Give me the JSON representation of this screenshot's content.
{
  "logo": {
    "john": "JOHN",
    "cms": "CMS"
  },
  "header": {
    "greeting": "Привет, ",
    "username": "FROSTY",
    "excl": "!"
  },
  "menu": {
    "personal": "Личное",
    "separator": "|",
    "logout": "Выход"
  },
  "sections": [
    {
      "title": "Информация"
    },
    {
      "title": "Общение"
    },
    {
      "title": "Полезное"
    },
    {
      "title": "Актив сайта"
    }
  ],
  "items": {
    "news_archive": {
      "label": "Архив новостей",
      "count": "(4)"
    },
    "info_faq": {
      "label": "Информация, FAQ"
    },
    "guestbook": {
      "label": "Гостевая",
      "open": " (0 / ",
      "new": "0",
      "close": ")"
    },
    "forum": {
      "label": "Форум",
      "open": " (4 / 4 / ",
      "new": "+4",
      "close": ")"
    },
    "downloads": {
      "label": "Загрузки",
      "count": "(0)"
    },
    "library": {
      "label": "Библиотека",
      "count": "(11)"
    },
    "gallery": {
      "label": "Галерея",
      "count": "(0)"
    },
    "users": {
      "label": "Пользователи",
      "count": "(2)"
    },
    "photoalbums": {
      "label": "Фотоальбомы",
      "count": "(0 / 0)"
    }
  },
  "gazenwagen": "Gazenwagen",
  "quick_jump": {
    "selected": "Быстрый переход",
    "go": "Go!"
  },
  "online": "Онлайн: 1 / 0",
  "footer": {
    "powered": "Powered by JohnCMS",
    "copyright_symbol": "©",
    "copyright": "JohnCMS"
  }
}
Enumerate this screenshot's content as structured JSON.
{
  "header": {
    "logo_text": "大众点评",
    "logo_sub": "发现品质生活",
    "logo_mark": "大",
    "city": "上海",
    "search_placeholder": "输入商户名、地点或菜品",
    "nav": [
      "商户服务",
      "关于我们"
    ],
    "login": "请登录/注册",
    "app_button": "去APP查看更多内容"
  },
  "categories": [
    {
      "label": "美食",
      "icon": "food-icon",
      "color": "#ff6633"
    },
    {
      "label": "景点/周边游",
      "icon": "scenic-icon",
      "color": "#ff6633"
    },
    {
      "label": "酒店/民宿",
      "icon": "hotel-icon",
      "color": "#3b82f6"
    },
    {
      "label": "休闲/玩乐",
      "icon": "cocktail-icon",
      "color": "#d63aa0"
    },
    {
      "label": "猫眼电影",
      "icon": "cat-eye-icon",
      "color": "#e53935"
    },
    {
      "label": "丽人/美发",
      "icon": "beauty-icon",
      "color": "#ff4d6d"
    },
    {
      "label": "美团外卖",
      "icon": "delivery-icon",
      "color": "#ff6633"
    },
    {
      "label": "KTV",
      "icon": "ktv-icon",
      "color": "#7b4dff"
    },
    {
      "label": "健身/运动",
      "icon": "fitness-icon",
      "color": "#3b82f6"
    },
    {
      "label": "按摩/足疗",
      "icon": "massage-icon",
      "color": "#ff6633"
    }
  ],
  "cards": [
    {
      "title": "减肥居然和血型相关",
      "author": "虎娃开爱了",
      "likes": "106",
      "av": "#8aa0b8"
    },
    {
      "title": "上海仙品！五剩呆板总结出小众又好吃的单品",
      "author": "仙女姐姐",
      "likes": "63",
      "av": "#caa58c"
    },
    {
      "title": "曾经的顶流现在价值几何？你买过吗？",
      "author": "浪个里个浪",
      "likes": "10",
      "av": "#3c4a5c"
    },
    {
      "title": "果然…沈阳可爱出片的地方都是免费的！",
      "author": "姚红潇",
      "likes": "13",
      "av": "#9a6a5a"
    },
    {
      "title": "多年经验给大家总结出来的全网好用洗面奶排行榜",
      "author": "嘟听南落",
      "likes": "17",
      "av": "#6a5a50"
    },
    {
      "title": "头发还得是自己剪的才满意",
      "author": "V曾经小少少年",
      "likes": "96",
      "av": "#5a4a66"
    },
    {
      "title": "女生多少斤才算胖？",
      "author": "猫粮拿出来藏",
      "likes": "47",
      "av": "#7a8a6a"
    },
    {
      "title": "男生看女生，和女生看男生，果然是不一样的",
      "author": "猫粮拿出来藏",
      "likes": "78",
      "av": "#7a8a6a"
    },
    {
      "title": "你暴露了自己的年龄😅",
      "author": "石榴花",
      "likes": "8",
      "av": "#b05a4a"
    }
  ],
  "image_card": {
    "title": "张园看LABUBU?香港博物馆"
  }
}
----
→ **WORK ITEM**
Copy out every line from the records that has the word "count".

→ **RESPONSE AREA**
      "count": "(4)"
      "count": "(0)"
      "count": "(11)"
      "count": "(0)"
      "count": "(2)"
      "count": "(0 / 0)"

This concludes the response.